• Task objective
Make an exact copy of all the entries below, with the pictures left out.

• Given data
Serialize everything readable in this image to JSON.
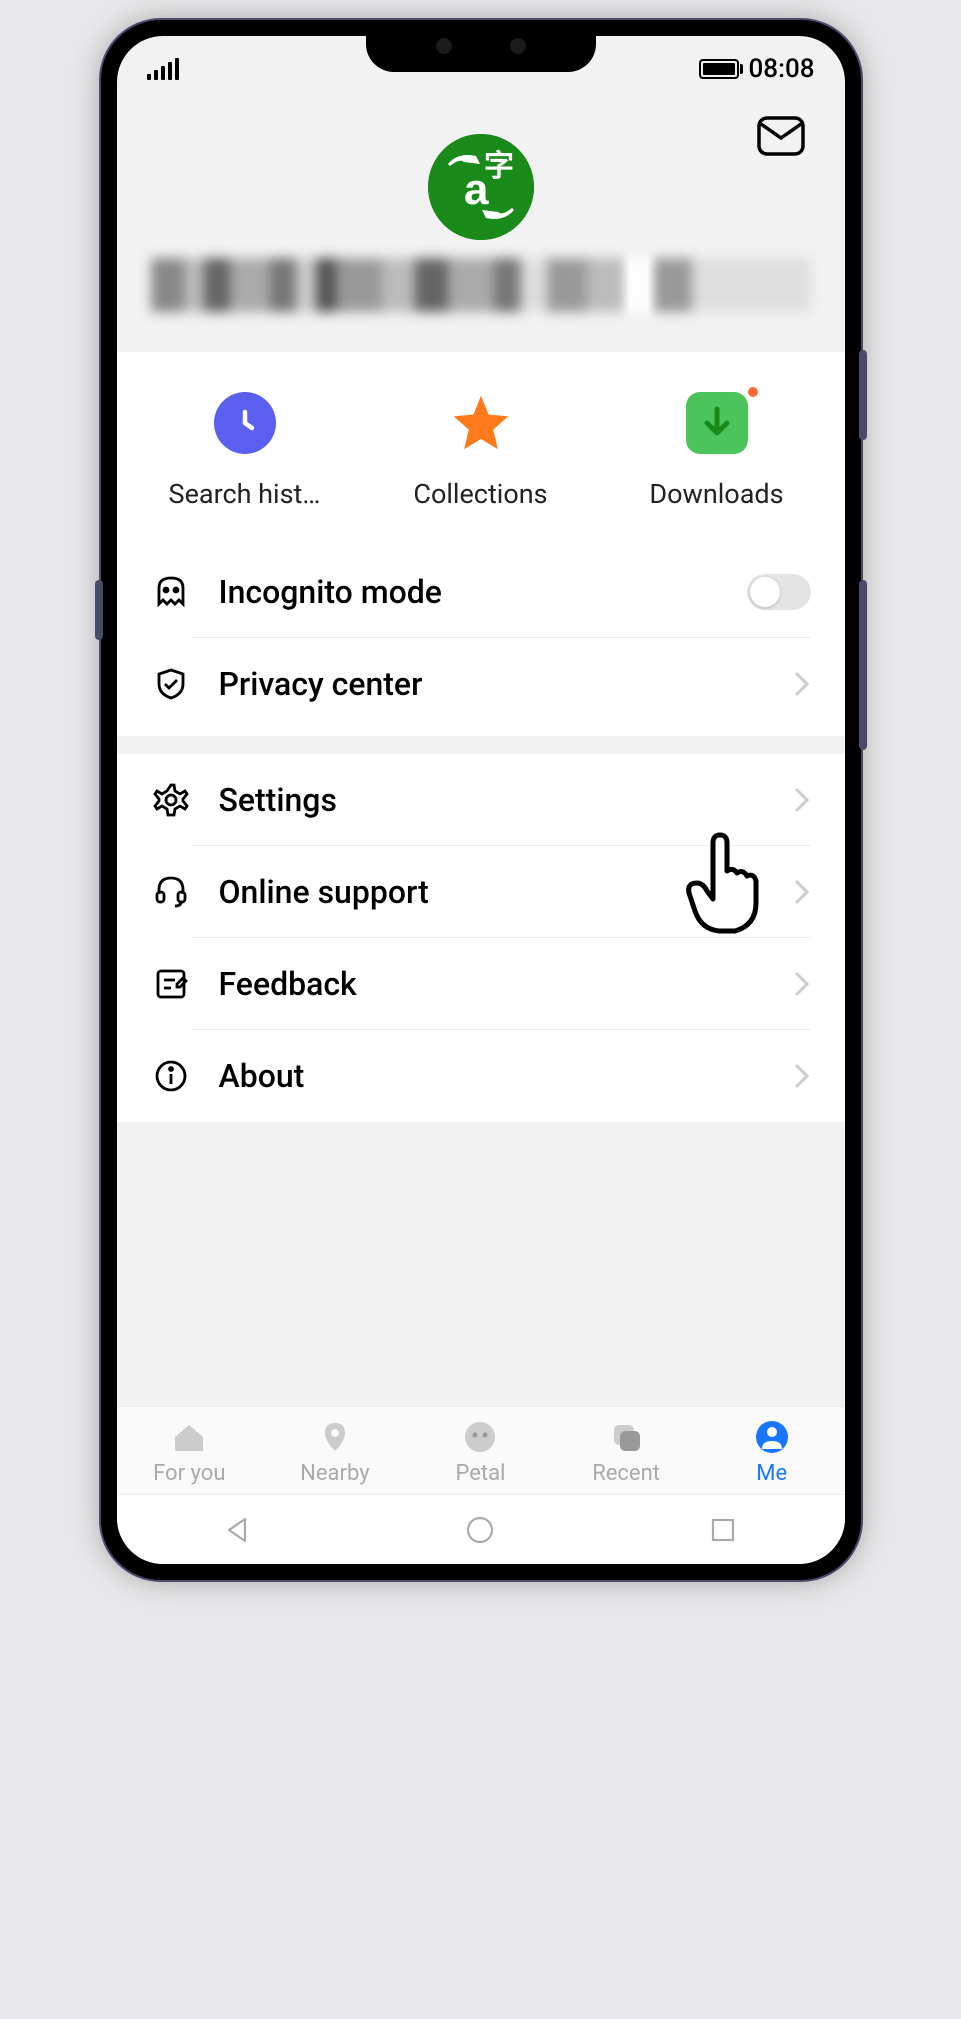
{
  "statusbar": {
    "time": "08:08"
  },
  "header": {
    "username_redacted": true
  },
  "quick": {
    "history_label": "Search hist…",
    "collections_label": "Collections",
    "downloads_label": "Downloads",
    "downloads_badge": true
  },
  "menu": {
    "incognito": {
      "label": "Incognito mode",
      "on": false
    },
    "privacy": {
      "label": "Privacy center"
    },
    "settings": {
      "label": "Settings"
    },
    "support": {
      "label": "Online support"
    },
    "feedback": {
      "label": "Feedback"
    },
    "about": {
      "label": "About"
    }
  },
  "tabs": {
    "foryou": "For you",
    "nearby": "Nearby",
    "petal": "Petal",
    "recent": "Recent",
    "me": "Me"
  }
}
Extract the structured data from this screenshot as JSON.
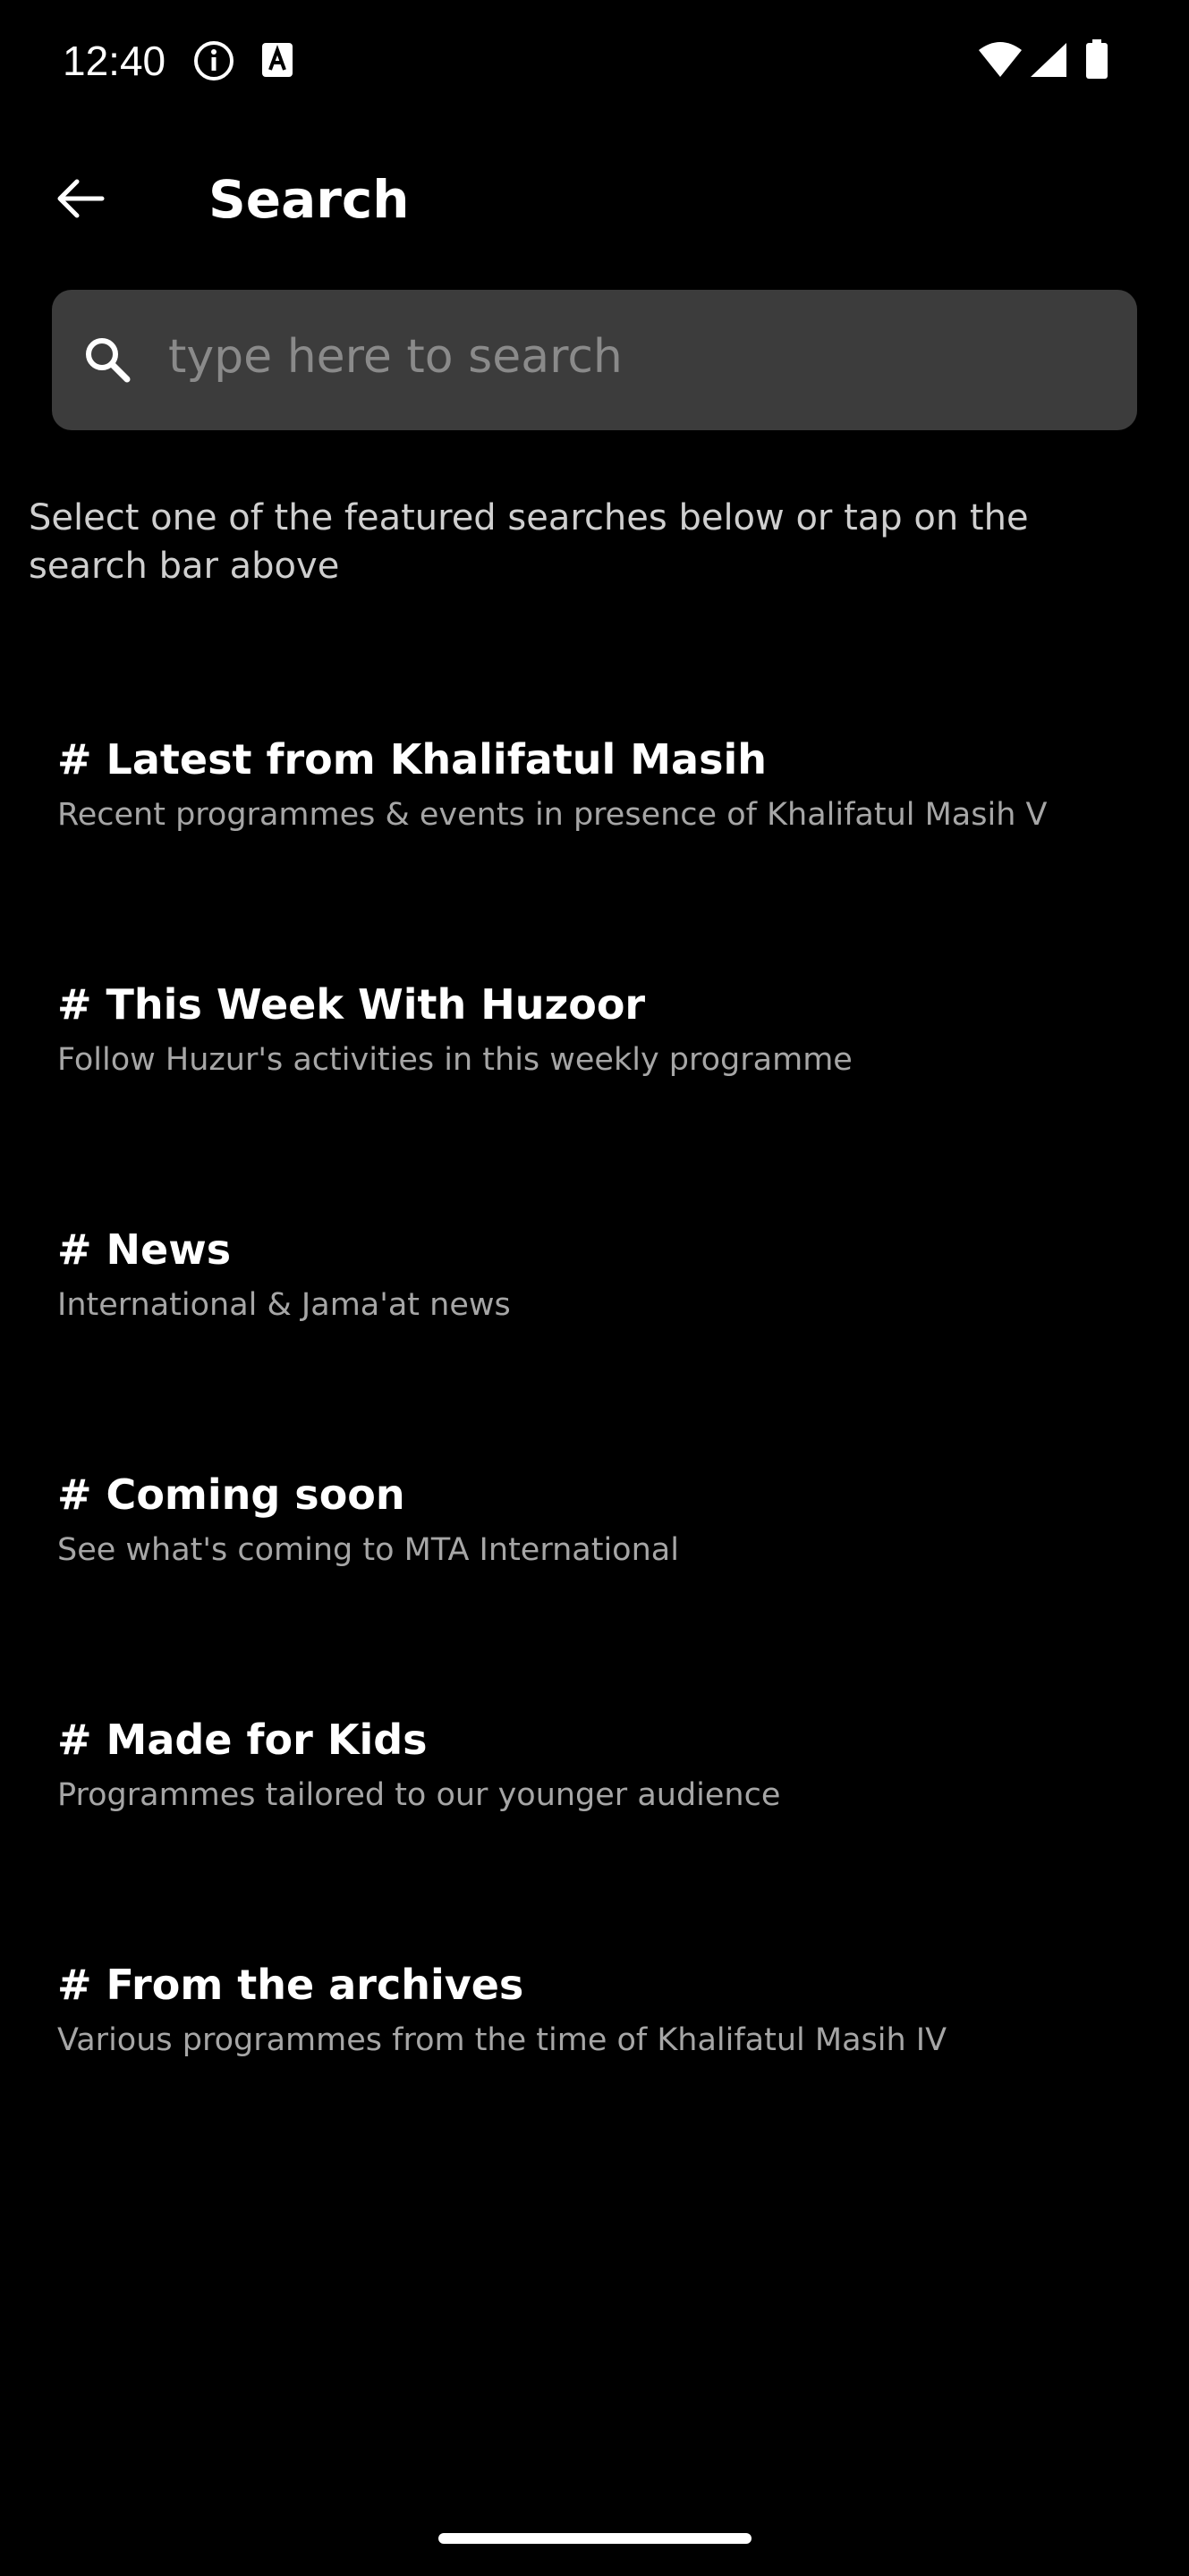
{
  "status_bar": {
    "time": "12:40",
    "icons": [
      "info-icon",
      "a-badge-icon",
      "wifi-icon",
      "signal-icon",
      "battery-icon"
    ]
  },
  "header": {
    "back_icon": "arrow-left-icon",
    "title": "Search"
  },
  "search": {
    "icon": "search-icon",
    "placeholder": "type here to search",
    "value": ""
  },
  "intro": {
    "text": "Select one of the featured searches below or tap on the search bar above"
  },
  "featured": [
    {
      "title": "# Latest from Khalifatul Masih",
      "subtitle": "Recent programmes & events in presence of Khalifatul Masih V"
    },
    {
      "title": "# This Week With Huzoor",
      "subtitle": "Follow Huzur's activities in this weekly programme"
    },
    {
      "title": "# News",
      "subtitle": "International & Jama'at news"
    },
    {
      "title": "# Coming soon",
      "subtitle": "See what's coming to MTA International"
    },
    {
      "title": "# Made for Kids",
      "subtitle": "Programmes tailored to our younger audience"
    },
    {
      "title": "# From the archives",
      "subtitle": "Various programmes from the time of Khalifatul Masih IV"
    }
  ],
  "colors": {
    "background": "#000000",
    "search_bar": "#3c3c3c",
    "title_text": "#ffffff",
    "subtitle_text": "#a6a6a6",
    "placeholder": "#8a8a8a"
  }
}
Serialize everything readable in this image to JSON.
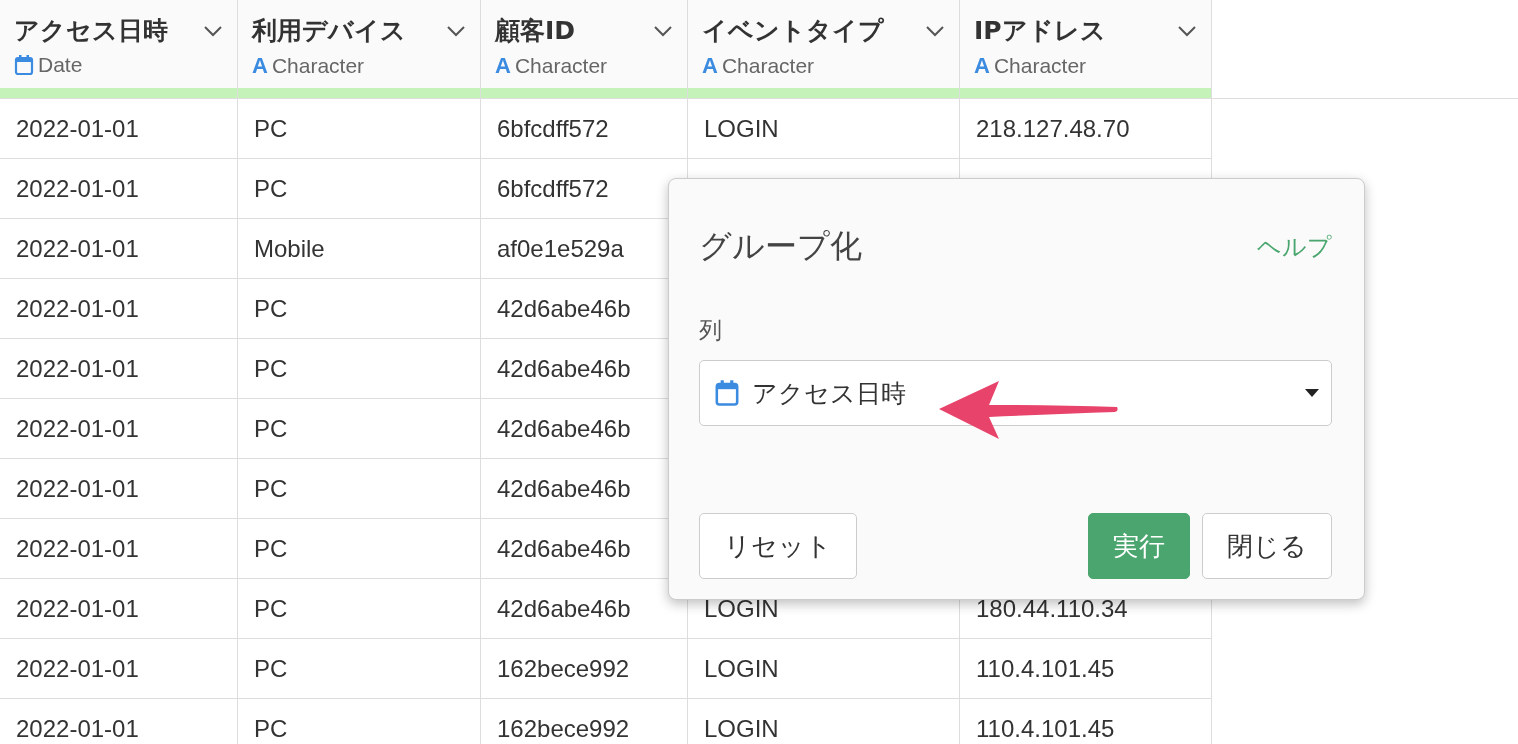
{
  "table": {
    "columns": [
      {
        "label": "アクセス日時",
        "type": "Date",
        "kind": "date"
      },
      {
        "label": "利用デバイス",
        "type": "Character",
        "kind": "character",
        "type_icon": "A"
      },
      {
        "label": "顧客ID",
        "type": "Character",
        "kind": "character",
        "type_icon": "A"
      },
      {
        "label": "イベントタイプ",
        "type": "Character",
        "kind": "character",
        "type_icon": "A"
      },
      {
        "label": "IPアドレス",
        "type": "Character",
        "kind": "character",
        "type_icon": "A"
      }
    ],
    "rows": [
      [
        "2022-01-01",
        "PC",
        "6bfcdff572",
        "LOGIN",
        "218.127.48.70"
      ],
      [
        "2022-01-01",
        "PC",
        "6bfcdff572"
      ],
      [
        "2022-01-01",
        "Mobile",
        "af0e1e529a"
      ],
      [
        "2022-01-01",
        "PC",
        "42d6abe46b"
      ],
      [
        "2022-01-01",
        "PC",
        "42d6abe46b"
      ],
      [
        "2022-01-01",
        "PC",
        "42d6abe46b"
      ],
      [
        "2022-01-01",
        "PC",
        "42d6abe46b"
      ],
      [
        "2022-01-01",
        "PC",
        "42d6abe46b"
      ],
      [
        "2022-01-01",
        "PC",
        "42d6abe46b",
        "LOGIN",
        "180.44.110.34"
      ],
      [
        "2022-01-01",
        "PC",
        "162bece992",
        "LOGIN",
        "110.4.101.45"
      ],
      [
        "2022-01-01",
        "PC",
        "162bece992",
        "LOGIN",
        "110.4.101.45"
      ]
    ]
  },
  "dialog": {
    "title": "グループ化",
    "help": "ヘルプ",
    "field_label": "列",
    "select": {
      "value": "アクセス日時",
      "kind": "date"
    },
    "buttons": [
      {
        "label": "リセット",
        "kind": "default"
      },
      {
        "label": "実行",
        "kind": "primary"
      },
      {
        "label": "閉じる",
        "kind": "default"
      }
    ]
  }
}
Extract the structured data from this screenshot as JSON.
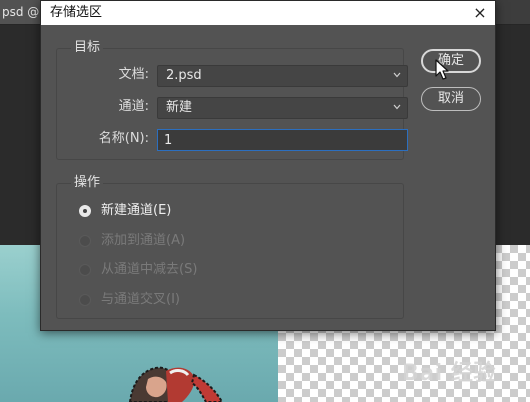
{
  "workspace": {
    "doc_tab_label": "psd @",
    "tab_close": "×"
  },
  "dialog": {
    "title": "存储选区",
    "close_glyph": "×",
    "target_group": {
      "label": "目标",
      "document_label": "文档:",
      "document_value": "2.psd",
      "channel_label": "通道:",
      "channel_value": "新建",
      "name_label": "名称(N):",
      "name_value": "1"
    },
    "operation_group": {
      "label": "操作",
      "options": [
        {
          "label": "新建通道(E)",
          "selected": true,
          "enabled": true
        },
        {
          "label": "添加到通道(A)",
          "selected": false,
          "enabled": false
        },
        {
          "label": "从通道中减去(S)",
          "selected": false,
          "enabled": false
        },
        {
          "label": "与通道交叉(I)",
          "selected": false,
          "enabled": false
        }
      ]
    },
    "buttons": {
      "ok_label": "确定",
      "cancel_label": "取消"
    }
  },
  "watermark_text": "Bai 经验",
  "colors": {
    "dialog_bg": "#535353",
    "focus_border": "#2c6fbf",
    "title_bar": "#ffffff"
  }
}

• Solution below
Serialize everything readable in this image to JSON.
{
  "statusbar": {
    "time": "08:08"
  },
  "header": {
    "username_redacted": true
  },
  "quick": {
    "history_label": "Search hist…",
    "collections_label": "Collections",
    "downloads_label": "Downloads",
    "downloads_badge": true
  },
  "menu": {
    "incognito": {
      "label": "Incognito mode",
      "on": false
    },
    "privacy": {
      "label": "Privacy center"
    },
    "settings": {
      "label": "Settings"
    },
    "support": {
      "label": "Online support"
    },
    "feedback": {
      "label": "Feedback"
    },
    "about": {
      "label": "About"
    }
  },
  "tabs": {
    "foryou": "For you",
    "nearby": "Nearby",
    "petal": "Petal",
    "recent": "Recent",
    "me": "Me"
  }
}
Extract the structured data from this screenshot as JSON.
{
  "status_bar": {
    "time": "12:40",
    "icons": [
      "info-icon",
      "a-badge-icon",
      "wifi-icon",
      "signal-icon",
      "battery-icon"
    ]
  },
  "header": {
    "back_icon": "arrow-left-icon",
    "title": "Search"
  },
  "search": {
    "icon": "search-icon",
    "placeholder": "type here to search",
    "value": ""
  },
  "intro": {
    "text": "Select one of the featured searches below or tap on the search bar above"
  },
  "featured": [
    {
      "title": "# Latest from Khalifatul Masih",
      "subtitle": "Recent programmes & events in presence of Khalifatul Masih V"
    },
    {
      "title": "# This Week With Huzoor",
      "subtitle": "Follow Huzur's activities in this weekly programme"
    },
    {
      "title": "# News",
      "subtitle": "International & Jama'at news"
    },
    {
      "title": "# Coming soon",
      "subtitle": "See what's coming to MTA International"
    },
    {
      "title": "# Made for Kids",
      "subtitle": "Programmes tailored to our younger audience"
    },
    {
      "title": "# From the archives",
      "subtitle": "Various programmes from the time of Khalifatul Masih IV"
    }
  ],
  "colors": {
    "background": "#000000",
    "search_bar": "#3c3c3c",
    "title_text": "#ffffff",
    "subtitle_text": "#a6a6a6",
    "placeholder": "#8a8a8a"
  }
}
Serialize everything readable in this image to JSON.
{
  "table": {
    "columns": [
      {
        "label": "アクセス日時",
        "type": "Date",
        "kind": "date"
      },
      {
        "label": "利用デバイス",
        "type": "Character",
        "kind": "character",
        "type_icon": "A"
      },
      {
        "label": "顧客ID",
        "type": "Character",
        "kind": "character",
        "type_icon": "A"
      },
      {
        "label": "イベントタイプ",
        "type": "Character",
        "kind": "character",
        "type_icon": "A"
      },
      {
        "label": "IPアドレス",
        "type": "Character",
        "kind": "character",
        "type_icon": "A"
      }
    ],
    "rows": [
      [
        "2022-01-01",
        "PC",
        "6bfcdff572",
        "LOGIN",
        "218.127.48.70"
      ],
      [
        "2022-01-01",
        "PC",
        "6bfcdff572"
      ],
      [
        "2022-01-01",
        "Mobile",
        "af0e1e529a"
      ],
      [
        "2022-01-01",
        "PC",
        "42d6abe46b"
      ],
      [
        "2022-01-01",
        "PC",
        "42d6abe46b"
      ],
      [
        "2022-01-01",
        "PC",
        "42d6abe46b"
      ],
      [
        "2022-01-01",
        "PC",
        "42d6abe46b"
      ],
      [
        "2022-01-01",
        "PC",
        "42d6abe46b"
      ],
      [
        "2022-01-01",
        "PC",
        "42d6abe46b",
        "LOGIN",
        "180.44.110.34"
      ],
      [
        "2022-01-01",
        "PC",
        "162bece992",
        "LOGIN",
        "110.4.101.45"
      ],
      [
        "2022-01-01",
        "PC",
        "162bece992",
        "LOGIN",
        "110.4.101.45"
      ]
    ]
  },
  "dialog": {
    "title": "グループ化",
    "help": "ヘルプ",
    "field_label": "列",
    "select": {
      "value": "アクセス日時",
      "kind": "date"
    },
    "buttons": [
      {
        "label": "リセット",
        "kind": "default"
      },
      {
        "label": "実行",
        "kind": "primary"
      },
      {
        "label": "閉じる",
        "kind": "default"
      }
    ]
  }
}
Extract the structured data from this screenshot as JSON.
{
  "workspace": {
    "doc_tab_label": "psd @",
    "tab_close": "×"
  },
  "dialog": {
    "title": "存储选区",
    "close_glyph": "×",
    "target_group": {
      "label": "目标",
      "document_label": "文档:",
      "document_value": "2.psd",
      "channel_label": "通道:",
      "channel_value": "新建",
      "name_label": "名称(N):",
      "name_value": "1"
    },
    "operation_group": {
      "label": "操作",
      "options": [
        {
          "label": "新建通道(E)",
          "selected": true,
          "enabled": true
        },
        {
          "label": "添加到通道(A)",
          "selected": false,
          "enabled": false
        },
        {
          "label": "从通道中减去(S)",
          "selected": false,
          "enabled": false
        },
        {
          "label": "与通道交叉(I)",
          "selected": false,
          "enabled": false
        }
      ]
    },
    "buttons": {
      "ok_label": "确定",
      "cancel_label": "取消"
    }
  },
  "watermark_text": "Bai 经验",
  "colors": {
    "dialog_bg": "#535353",
    "focus_border": "#2c6fbf",
    "title_bar": "#ffffff"
  }
}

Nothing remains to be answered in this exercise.